**What you have to do**
Print each entry word for word.

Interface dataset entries

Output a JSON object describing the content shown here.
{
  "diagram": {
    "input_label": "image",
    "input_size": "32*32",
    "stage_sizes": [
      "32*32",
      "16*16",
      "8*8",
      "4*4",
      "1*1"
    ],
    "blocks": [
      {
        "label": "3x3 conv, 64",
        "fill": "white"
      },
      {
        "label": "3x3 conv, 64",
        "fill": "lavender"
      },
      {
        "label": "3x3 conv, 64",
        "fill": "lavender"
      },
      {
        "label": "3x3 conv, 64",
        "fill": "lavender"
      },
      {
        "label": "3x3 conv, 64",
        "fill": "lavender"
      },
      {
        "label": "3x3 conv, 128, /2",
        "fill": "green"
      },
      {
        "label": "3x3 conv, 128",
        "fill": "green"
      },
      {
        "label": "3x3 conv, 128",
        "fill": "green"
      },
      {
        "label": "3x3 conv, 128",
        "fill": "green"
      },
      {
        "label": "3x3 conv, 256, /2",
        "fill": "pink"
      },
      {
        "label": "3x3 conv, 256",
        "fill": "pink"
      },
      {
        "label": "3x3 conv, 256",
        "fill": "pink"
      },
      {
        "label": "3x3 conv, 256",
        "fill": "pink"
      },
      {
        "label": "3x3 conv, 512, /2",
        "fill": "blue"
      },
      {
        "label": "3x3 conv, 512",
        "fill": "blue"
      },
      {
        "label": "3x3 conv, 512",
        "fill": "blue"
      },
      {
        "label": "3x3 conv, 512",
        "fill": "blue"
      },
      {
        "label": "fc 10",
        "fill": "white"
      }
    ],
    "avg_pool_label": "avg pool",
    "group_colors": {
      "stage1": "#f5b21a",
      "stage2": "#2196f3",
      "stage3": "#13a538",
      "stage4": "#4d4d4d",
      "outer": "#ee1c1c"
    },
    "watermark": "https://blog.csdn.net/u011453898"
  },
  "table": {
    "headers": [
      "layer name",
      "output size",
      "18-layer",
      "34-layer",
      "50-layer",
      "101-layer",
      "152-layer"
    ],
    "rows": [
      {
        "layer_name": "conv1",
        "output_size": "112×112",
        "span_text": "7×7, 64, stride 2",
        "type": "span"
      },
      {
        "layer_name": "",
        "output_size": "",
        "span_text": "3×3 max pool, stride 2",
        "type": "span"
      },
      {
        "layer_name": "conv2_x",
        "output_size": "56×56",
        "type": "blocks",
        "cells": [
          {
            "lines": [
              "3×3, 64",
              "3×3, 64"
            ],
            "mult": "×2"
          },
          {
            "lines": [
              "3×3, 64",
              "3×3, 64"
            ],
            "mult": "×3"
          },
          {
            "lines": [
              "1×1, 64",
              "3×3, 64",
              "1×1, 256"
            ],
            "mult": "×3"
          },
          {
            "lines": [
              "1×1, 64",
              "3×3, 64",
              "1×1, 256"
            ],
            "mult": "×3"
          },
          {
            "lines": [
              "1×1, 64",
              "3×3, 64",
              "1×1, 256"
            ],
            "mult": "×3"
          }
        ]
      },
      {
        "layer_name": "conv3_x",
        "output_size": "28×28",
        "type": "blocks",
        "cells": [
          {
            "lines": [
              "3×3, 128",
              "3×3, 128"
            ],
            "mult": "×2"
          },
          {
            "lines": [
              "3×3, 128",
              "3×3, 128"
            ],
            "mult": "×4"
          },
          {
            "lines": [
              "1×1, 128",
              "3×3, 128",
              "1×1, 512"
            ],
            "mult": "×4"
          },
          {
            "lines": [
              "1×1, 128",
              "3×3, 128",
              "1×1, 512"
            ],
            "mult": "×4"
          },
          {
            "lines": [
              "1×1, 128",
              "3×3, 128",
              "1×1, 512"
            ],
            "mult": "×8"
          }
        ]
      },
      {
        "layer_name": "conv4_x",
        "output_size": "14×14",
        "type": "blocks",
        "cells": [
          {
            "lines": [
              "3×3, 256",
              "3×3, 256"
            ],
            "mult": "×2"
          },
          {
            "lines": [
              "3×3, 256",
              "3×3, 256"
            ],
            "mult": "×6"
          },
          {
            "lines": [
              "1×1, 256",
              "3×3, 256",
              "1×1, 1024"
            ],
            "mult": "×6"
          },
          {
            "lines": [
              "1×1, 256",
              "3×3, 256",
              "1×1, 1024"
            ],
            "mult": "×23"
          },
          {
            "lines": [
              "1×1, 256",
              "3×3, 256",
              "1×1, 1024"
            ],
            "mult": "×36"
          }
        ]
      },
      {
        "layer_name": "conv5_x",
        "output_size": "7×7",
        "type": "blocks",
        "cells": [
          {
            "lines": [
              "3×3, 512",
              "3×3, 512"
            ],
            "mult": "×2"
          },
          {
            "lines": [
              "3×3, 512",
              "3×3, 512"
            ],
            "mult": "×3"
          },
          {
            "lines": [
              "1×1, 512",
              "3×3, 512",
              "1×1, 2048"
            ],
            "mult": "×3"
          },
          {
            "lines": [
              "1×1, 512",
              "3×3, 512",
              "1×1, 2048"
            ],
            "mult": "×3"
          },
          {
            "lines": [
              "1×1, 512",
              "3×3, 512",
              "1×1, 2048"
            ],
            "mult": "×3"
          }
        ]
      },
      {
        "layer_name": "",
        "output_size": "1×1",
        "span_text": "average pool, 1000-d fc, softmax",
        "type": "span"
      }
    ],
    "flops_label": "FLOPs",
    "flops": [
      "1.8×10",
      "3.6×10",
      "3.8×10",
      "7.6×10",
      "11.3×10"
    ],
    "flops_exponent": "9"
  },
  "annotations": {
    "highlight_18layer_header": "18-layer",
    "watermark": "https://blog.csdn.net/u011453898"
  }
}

**Output of the exercise**
Output a JSON object describing the content shown here.
{
  "diagram": {
    "input_label": "image",
    "input_size": "32*32",
    "stage_sizes": [
      "32*32",
      "16*16",
      "8*8",
      "4*4",
      "1*1"
    ],
    "blocks": [
      {
        "label": "3x3 conv, 64",
        "fill": "white"
      },
      {
        "label": "3x3 conv, 64",
        "fill": "lavender"
      },
      {
        "label": "3x3 conv, 64",
        "fill": "lavender"
      },
      {
        "label": "3x3 conv, 64",
        "fill": "lavender"
      },
      {
        "label": "3x3 conv, 64",
        "fill": "lavender"
      },
      {
        "label": "3x3 conv, 128, /2",
        "fill": "green"
      },
      {
        "label": "3x3 conv, 128",
        "fill": "green"
      },
      {
        "label": "3x3 conv, 128",
        "fill": "green"
      },
      {
        "label": "3x3 conv, 128",
        "fill": "green"
      },
      {
        "label": "3x3 conv, 256, /2",
        "fill": "pink"
      },
      {
        "label": "3x3 conv, 256",
        "fill": "pink"
      },
      {
        "label": "3x3 conv, 256",
        "fill": "pink"
      },
      {
        "label": "3x3 conv, 256",
        "fill": "pink"
      },
      {
        "label": "3x3 conv, 512, /2",
        "fill": "blue"
      },
      {
        "label": "3x3 conv, 512",
        "fill": "blue"
      },
      {
        "label": "3x3 conv, 512",
        "fill": "blue"
      },
      {
        "label": "3x3 conv, 512",
        "fill": "blue"
      },
      {
        "label": "fc 10",
        "fill": "white"
      }
    ],
    "avg_pool_label": "avg pool",
    "group_colors": {
      "stage1": "#f5b21a",
      "stage2": "#2196f3",
      "stage3": "#13a538",
      "stage4": "#4d4d4d",
      "outer": "#ee1c1c"
    },
    "watermark": "https://blog.csdn.net/u011453898"
  },
  "table": {
    "headers": [
      "layer name",
      "output size",
      "18-layer",
      "34-layer",
      "50-layer",
      "101-layer",
      "152-layer"
    ],
    "rows": [
      {
        "layer_name": "conv1",
        "output_size": "112×112",
        "span_text": "7×7, 64, stride 2",
        "type": "span"
      },
      {
        "layer_name": "",
        "output_size": "",
        "span_text": "3×3 max pool, stride 2",
        "type": "span"
      },
      {
        "layer_name": "conv2_x",
        "output_size": "56×56",
        "type": "blocks",
        "cells": [
          {
            "lines": [
              "3×3, 64",
              "3×3, 64"
            ],
            "mult": "×2"
          },
          {
            "lines": [
              "3×3, 64",
              "3×3, 64"
            ],
            "mult": "×3"
          },
          {
            "lines": [
              "1×1, 64",
              "3×3, 64",
              "1×1, 256"
            ],
            "mult": "×3"
          },
          {
            "lines": [
              "1×1, 64",
              "3×3, 64",
              "1×1, 256"
            ],
            "mult": "×3"
          },
          {
            "lines": [
              "1×1, 64",
              "3×3, 64",
              "1×1, 256"
            ],
            "mult": "×3"
          }
        ]
      },
      {
        "layer_name": "conv3_x",
        "output_size": "28×28",
        "type": "blocks",
        "cells": [
          {
            "lines": [
              "3×3, 128",
              "3×3, 128"
            ],
            "mult": "×2"
          },
          {
            "lines": [
              "3×3, 128",
              "3×3, 128"
            ],
            "mult": "×4"
          },
          {
            "lines": [
              "1×1, 128",
              "3×3, 128",
              "1×1, 512"
            ],
            "mult": "×4"
          },
          {
            "lines": [
              "1×1, 128",
              "3×3, 128",
              "1×1, 512"
            ],
            "mult": "×4"
          },
          {
            "lines": [
              "1×1, 128",
              "3×3, 128",
              "1×1, 512"
            ],
            "mult": "×8"
          }
        ]
      },
      {
        "layer_name": "conv4_x",
        "output_size": "14×14",
        "type": "blocks",
        "cells": [
          {
            "lines": [
              "3×3, 256",
              "3×3, 256"
            ],
            "mult": "×2"
          },
          {
            "lines": [
              "3×3, 256",
              "3×3, 256"
            ],
            "mult": "×6"
          },
          {
            "lines": [
              "1×1, 256",
              "3×3, 256",
              "1×1, 1024"
            ],
            "mult": "×6"
          },
          {
            "lines": [
              "1×1, 256",
              "3×3, 256",
              "1×1, 1024"
            ],
            "mult": "×23"
          },
          {
            "lines": [
              "1×1, 256",
              "3×3, 256",
              "1×1, 1024"
            ],
            "mult": "×36"
          }
        ]
      },
      {
        "layer_name": "conv5_x",
        "output_size": "7×7",
        "type": "blocks",
        "cells": [
          {
            "lines": [
              "3×3, 512",
              "3×3, 512"
            ],
            "mult": "×2"
          },
          {
            "lines": [
              "3×3, 512",
              "3×3, 512"
            ],
            "mult": "×3"
          },
          {
            "lines": [
              "1×1, 512",
              "3×3, 512",
              "1×1, 2048"
            ],
            "mult": "×3"
          },
          {
            "lines": [
              "1×1, 512",
              "3×3, 512",
              "1×1, 2048"
            ],
            "mult": "×3"
          },
          {
            "lines": [
              "1×1, 512",
              "3×3, 512",
              "1×1, 2048"
            ],
            "mult": "×3"
          }
        ]
      },
      {
        "layer_name": "",
        "output_size": "1×1",
        "span_text": "average pool, 1000-d fc, softmax",
        "type": "span"
      }
    ],
    "flops_label": "FLOPs",
    "flops": [
      "1.8×10",
      "3.6×10",
      "3.8×10",
      "7.6×10",
      "11.3×10"
    ],
    "flops_exponent": "9"
  },
  "annotations": {
    "highlight_18layer_header": "18-layer",
    "watermark": "https://blog.csdn.net/u011453898"
  }
}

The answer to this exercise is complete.